Dataset rows describing interfaces:
-=-=-=-=-
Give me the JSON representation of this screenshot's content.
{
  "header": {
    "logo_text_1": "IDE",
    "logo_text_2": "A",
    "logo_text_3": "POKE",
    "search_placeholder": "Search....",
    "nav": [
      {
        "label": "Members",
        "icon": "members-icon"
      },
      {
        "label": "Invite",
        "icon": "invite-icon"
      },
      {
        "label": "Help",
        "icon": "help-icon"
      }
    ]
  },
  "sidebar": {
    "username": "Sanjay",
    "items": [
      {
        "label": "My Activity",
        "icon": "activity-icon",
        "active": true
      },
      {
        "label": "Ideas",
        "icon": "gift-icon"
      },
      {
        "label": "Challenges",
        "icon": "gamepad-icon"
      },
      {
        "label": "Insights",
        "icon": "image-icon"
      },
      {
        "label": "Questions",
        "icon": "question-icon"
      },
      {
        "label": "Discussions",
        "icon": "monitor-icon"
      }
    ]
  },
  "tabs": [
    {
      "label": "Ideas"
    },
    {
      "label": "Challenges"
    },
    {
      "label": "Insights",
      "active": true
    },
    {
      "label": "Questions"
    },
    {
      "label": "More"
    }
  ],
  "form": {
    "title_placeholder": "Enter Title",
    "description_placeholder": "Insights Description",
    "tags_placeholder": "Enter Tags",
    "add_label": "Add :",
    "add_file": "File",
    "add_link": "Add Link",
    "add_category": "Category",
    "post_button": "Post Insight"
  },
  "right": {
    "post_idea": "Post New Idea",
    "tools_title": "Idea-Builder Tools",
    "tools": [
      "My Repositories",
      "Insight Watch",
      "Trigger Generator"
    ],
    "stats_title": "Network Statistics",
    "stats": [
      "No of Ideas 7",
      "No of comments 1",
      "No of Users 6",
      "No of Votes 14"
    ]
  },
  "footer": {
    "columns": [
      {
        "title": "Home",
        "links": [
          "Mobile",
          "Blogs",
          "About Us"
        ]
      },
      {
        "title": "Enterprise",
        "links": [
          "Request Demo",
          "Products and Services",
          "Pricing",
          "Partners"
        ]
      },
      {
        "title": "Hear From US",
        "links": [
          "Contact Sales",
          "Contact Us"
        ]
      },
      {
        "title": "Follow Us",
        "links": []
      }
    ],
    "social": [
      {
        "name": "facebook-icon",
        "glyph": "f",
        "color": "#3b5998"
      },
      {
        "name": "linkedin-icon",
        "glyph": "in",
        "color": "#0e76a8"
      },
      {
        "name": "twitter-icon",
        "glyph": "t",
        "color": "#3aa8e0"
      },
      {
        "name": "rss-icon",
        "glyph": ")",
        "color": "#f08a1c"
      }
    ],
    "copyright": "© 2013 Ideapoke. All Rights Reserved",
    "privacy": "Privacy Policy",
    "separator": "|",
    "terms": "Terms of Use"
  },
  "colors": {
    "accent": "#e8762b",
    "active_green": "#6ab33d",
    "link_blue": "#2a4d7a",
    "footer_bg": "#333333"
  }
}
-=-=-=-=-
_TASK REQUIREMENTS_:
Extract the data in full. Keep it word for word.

_WRITTEN REPLY_:
Give me the JSON representation of this screenshot's content.
{
  "header": {
    "logo_text_1": "IDE",
    "logo_text_2": "A",
    "logo_text_3": "POKE",
    "search_placeholder": "Search....",
    "nav": [
      {
        "label": "Members",
        "icon": "members-icon"
      },
      {
        "label": "Invite",
        "icon": "invite-icon"
      },
      {
        "label": "Help",
        "icon": "help-icon"
      }
    ]
  },
  "sidebar": {
    "username": "Sanjay",
    "items": [
      {
        "label": "My Activity",
        "icon": "activity-icon",
        "active": true
      },
      {
        "label": "Ideas",
        "icon": "gift-icon"
      },
      {
        "label": "Challenges",
        "icon": "gamepad-icon"
      },
      {
        "label": "Insights",
        "icon": "image-icon"
      },
      {
        "label": "Questions",
        "icon": "question-icon"
      },
      {
        "label": "Discussions",
        "icon": "monitor-icon"
      }
    ]
  },
  "tabs": [
    {
      "label": "Ideas"
    },
    {
      "label": "Challenges"
    },
    {
      "label": "Insights",
      "active": true
    },
    {
      "label": "Questions"
    },
    {
      "label": "More"
    }
  ],
  "form": {
    "title_placeholder": "Enter Title",
    "description_placeholder": "Insights Description",
    "tags_placeholder": "Enter Tags",
    "add_label": "Add :",
    "add_file": "File",
    "add_link": "Add Link",
    "add_category": "Category",
    "post_button": "Post Insight"
  },
  "right": {
    "post_idea": "Post New Idea",
    "tools_title": "Idea-Builder Tools",
    "tools": [
      "My Repositories",
      "Insight Watch",
      "Trigger Generator"
    ],
    "stats_title": "Network Statistics",
    "stats": [
      "No of Ideas 7",
      "No of comments 1",
      "No of Users 6",
      "No of Votes 14"
    ]
  },
  "footer": {
    "columns": [
      {
        "title": "Home",
        "links": [
          "Mobile",
          "Blogs",
          "About Us"
        ]
      },
      {
        "title": "Enterprise",
        "links": [
          "Request Demo",
          "Products and Services",
          "Pricing",
          "Partners"
        ]
      },
      {
        "title": "Hear From US",
        "links": [
          "Contact Sales",
          "Contact Us"
        ]
      },
      {
        "title": "Follow Us",
        "links": []
      }
    ],
    "social": [
      {
        "name": "facebook-icon",
        "glyph": "f",
        "color": "#3b5998"
      },
      {
        "name": "linkedin-icon",
        "glyph": "in",
        "color": "#0e76a8"
      },
      {
        "name": "twitter-icon",
        "glyph": "t",
        "color": "#3aa8e0"
      },
      {
        "name": "rss-icon",
        "glyph": ")",
        "color": "#f08a1c"
      }
    ],
    "copyright": "© 2013 Ideapoke. All Rights Reserved",
    "privacy": "Privacy Policy",
    "separator": "|",
    "terms": "Terms of Use"
  },
  "colors": {
    "accent": "#e8762b",
    "active_green": "#6ab33d",
    "link_blue": "#2a4d7a",
    "footer_bg": "#333333"
  }
}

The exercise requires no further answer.